2010 Global Cleantech 100 List Dominated By American And Energy Efficiency Businesses

The Cleantech Group LLC in conjunction with the UK’s Guardian News and Media, released their second annual Global Cleantech 100 list on Wednesday. The rankings recognize private, for-profit, independent cleantech companies that are most likely to make a significant, global market impact over the next five to ten years.

The top ranked, North American cleantech business on the list was Amyris Biotechnologies, which makes chemicals and biofuels from renewable sources. Amyris was initially backed by Kleiner Perkins Caulfield & Byers, Khosla Ventures and TPG Biotech. The company went public in late September; its stock is now trading on NASDAQ under the symbol AMRS for around $18.00.

This year, 3,138 qualifying companies were nominated for the Cleantech Group’s list. A panel of 60 judges appointed by the San Francisco, Calif. and London-based researchers made the final determinations. Fifty-five percent of the companies who made the list were headquartered in the United States. Energy efficiency represented the list’s dominant industry subcategory with 15 entries, though solar and biofuel companies followed closely behind, each with 14 entries on the list.

Backers of the Cleantech Global 100 companies this year hailed from 20 countries. Of the 226 funding organizations that invested in these cleantech leaders, VantagePoint Venture Partners funded more than any other. Their 13 portfolio businesses to grace the list were: Adura Technologies, AlertMe, Better Place, BrightSource Energy, Bridgelux, Chemrec, MiaSole, Ostara Nutrient Recovery Technologies, Serious Materials, Solarcentury, Solazyme, Tendril and Trilliant.

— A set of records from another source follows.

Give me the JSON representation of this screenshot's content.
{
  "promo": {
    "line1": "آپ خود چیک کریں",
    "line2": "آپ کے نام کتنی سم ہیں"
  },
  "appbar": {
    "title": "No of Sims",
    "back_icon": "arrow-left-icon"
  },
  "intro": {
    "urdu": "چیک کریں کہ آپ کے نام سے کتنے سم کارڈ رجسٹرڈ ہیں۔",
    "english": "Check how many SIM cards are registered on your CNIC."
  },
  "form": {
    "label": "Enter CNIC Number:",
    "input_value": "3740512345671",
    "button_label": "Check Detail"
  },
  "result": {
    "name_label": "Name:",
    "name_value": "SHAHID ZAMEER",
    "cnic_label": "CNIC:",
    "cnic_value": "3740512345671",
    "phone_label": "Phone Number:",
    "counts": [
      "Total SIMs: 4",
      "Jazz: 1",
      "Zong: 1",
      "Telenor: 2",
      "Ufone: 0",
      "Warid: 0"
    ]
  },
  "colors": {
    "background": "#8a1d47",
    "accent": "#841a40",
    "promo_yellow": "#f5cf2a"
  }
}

Kleiner Perkins backed twelve Global Cleantech 100 companies that made this year’s list.

Last year, American businesses also dominated the list. Only 43 of the companies that ranked last year appeared again in 2010. Some, like Tesla Motors and A123, went public. Others were acquired. One went out of business.

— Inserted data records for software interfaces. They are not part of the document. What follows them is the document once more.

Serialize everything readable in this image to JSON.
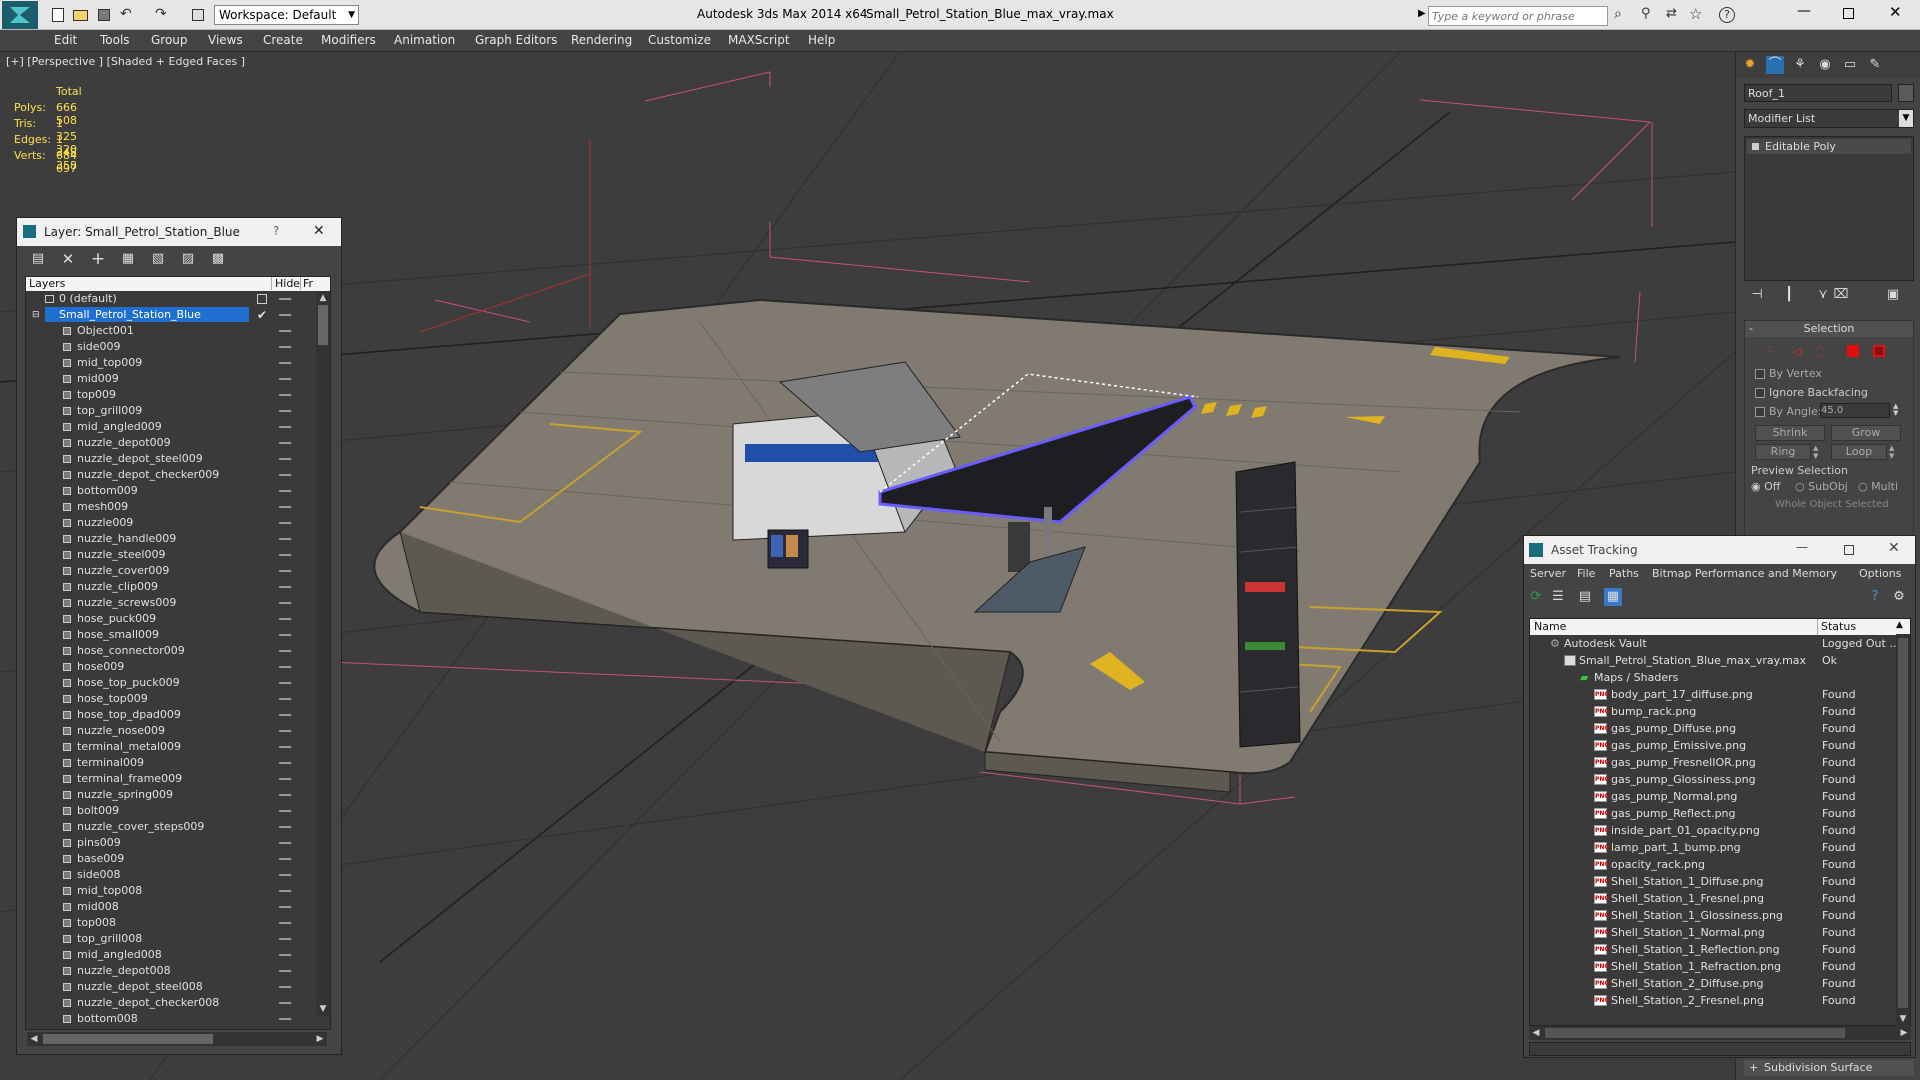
{
  "app": {
    "title": "Autodesk 3ds Max  2014 x64",
    "filename": "Small_Petrol_Station_Blue_max_vray.max",
    "workspace": "Workspace: Default",
    "search_placeholder": "Type a keyword or phrase"
  },
  "menu": [
    "Edit",
    "Tools",
    "Group",
    "Views",
    "Create",
    "Modifiers",
    "Animation",
    "Graph Editors",
    "Rendering",
    "Customize",
    "MAXScript",
    "Help"
  ],
  "viewport": {
    "label": "[+] [Perspective ] [Shaded + Edged Faces ]",
    "stats_header": "Total",
    "stats": [
      {
        "label": "Polys:",
        "value": "666 508"
      },
      {
        "label": "Tris:",
        "value": "1 325 320"
      },
      {
        "label": "Edges:",
        "value": "1 348 358"
      },
      {
        "label": "Verts:",
        "value": "684 697"
      }
    ]
  },
  "layer_window": {
    "title": "Layer: Small_Petrol_Station_Blue",
    "help": "?",
    "close": "✕",
    "col_layers": "Layers",
    "col_hide": "Hide",
    "col_fr": "Fr",
    "default_layer": "0 (default)",
    "active_layer": "Small_Petrol_Station_Blue",
    "objects": [
      "Object001",
      "side009",
      "mid_top009",
      "mid009",
      "top009",
      "top_grill009",
      "mid_angled009",
      "nuzzle_depot009",
      "nuzzle_depot_steel009",
      "nuzzle_depot_checker009",
      "bottom009",
      "mesh009",
      "nuzzle009",
      "nuzzle_handle009",
      "nuzzle_steel009",
      "nuzzle_cover009",
      "nuzzle_clip009",
      "nuzzle_screws009",
      "hose_puck009",
      "hose_small009",
      "hose_connector009",
      "hose009",
      "hose_top_puck009",
      "hose_top009",
      "hose_top_dpad009",
      "nuzzle_nose009",
      "terminal_metal009",
      "terminal009",
      "terminal_frame009",
      "nuzzle_spring009",
      "bolt009",
      "nuzzle_cover_steps009",
      "pins009",
      "base009",
      "side008",
      "mid_top008",
      "mid008",
      "top008",
      "top_grill008",
      "mid_angled008",
      "nuzzle_depot008",
      "nuzzle_depot_steel008",
      "nuzzle_depot_checker008",
      "bottom008"
    ]
  },
  "asset_window": {
    "title": "Asset Tracking",
    "menu": [
      "Server",
      "File",
      "Paths",
      "Bitmap Performance and Memory",
      "Options"
    ],
    "col_name": "Name",
    "col_status": "Status",
    "vault": {
      "name": "Autodesk Vault",
      "status": "Logged Out ..."
    },
    "file": {
      "name": "Small_Petrol_Station_Blue_max_vray.max",
      "status": "Ok"
    },
    "maps_group": "Maps / Shaders",
    "png_label": "PNG",
    "assets": [
      {
        "name": "body_part_17_diffuse.png",
        "status": "Found"
      },
      {
        "name": "bump_rack.png",
        "status": "Found"
      },
      {
        "name": "gas_pump_Diffuse.png",
        "status": "Found"
      },
      {
        "name": "gas_pump_Emissive.png",
        "status": "Found"
      },
      {
        "name": "gas_pump_FresnelIOR.png",
        "status": "Found"
      },
      {
        "name": "gas_pump_Glossiness.png",
        "status": "Found"
      },
      {
        "name": "gas_pump_Normal.png",
        "status": "Found"
      },
      {
        "name": "gas_pump_Reflect.png",
        "status": "Found"
      },
      {
        "name": "inside_part_01_opacity.png",
        "status": "Found"
      },
      {
        "name": "lamp_part_1_bump.png",
        "status": "Found"
      },
      {
        "name": "opacity_rack.png",
        "status": "Found"
      },
      {
        "name": "Shell_Station_1_Diffuse.png",
        "status": "Found"
      },
      {
        "name": "Shell_Station_1_Fresnel.png",
        "status": "Found"
      },
      {
        "name": "Shell_Station_1_Glossiness.png",
        "status": "Found"
      },
      {
        "name": "Shell_Station_1_Normal.png",
        "status": "Found"
      },
      {
        "name": "Shell_Station_1_Reflection.png",
        "status": "Found"
      },
      {
        "name": "Shell_Station_1_Refraction.png",
        "status": "Found"
      },
      {
        "name": "Shell_Station_2_Diffuse.png",
        "status": "Found"
      },
      {
        "name": "Shell_Station_2_Fresnel.png",
        "status": "Found"
      }
    ]
  },
  "command_panel": {
    "object_name": "Roof_1",
    "modifier_list": "Modifier List",
    "stack_item": "Editable Poly",
    "selection_title": "Selection",
    "by_vertex": "By Vertex",
    "ignore_backfacing": "Ignore Backfacing",
    "by_angle": "By Angle:",
    "angle_value": "45.0",
    "shrink": "Shrink",
    "grow": "Grow",
    "ring": "Ring",
    "loop": "Loop",
    "preview_selection": "Preview Selection",
    "preview_opts": [
      "Off",
      "SubObj",
      "Multi"
    ],
    "whole_object": "Whole Object Selected",
    "subdivision": "Subdivision Surface"
  }
}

Government funding agencies, and corporations that fund, acquire or partner with cleantech startups are having a bigger influence on cleantech businesses this year than last, the list researchers noted. Access to government funding can make or break a cleantech company, they cautioned.

One example from the 2009 Global Cleantech 100 list negatively impacted by this reality was Imara, a Silicon Valley lithium-ion battery developer that closed shop before 2010. The U.S. Department of Energy passed Imara over for grants and stimulus money, at which point its private investors decided not to add to their earlier rounds.

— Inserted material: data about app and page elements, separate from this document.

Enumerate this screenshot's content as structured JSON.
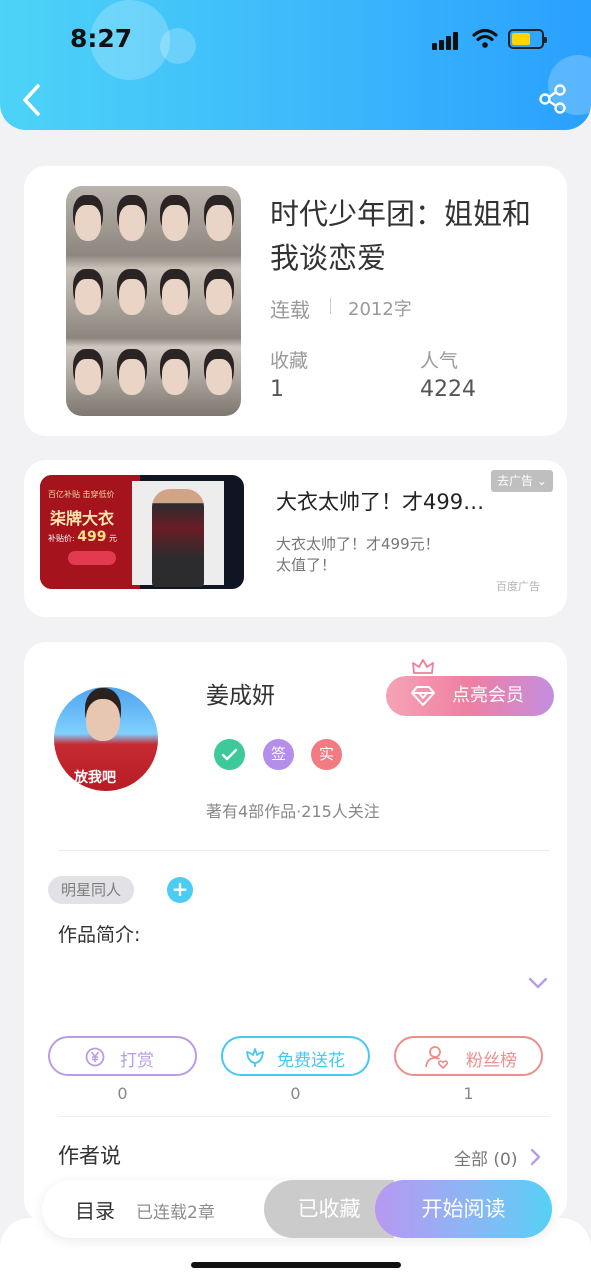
{
  "status_bar": {
    "time": "8:27"
  },
  "book": {
    "title": "时代少年团：姐姐和我谈恋爱",
    "status": "连载",
    "word_count": "2012字",
    "favorites_label": "收藏",
    "favorites_value": "1",
    "popularity_label": "人气",
    "popularity_value": "4224"
  },
  "ad": {
    "title": "大衣太帅了！才499…",
    "description": "大衣太帅了！才499元！太值了！",
    "remove_label": "去广告",
    "source": "百度广告",
    "banner_line1": "百亿补贴 击穿低价",
    "banner_line2": "柒牌大衣",
    "banner_price_label": "补贴价:",
    "banner_price": "499",
    "banner_unit": "元"
  },
  "author": {
    "name": "姜成妍",
    "avatar_caption": "放我吧",
    "vip_button": "点亮会员",
    "badges": [
      {
        "label": "",
        "color": "#3dc99a"
      },
      {
        "label": "签",
        "color": "#b48ee8"
      },
      {
        "label": "实",
        "color": "#f27b83"
      }
    ],
    "stats": "著有4部作品·215人关注"
  },
  "tags": [
    "明星同人"
  ],
  "intro_label": "作品简介:",
  "actions": [
    {
      "label": "打赏",
      "count": "0",
      "color": "#b99ce6"
    },
    {
      "label": "免费送花",
      "count": "0",
      "color": "#47c8f0"
    },
    {
      "label": "粉丝榜",
      "count": "1",
      "color": "#ef8c8c"
    }
  ],
  "author_says": {
    "title": "作者说",
    "all_label": "全部 (0)"
  },
  "bottom_bar": {
    "toc": "目录",
    "chapters": "已连载2章",
    "collected": "已收藏",
    "start_reading": "开始阅读"
  }
}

Imara faced tremendous capital requirements and an exit for its investors looked further and further away. The company would have had to pay for manufacturing overhead for months before generating revenue, and stood in competition against massive battery makers like Panasonic-Sanyo, Johnson Controls-Saft and a host of Asian battery manufacturing concerns that offer price competitiveness not yet seen by U.S. domestic players.

Cleantech businesses on the list that were bolstered by U.S. government grants, contracts and guaranteed loans or other financing included: BrightSource and Sustain X in solar, Amyris, Enerkem and Zeachem in biofuels, the electric vehicle makers Fisker Automotive, and sustainable plastics and materials startup Novomer.

The Cleantech Group LLC makes their global 100 report available for free, as a PDF download with registration.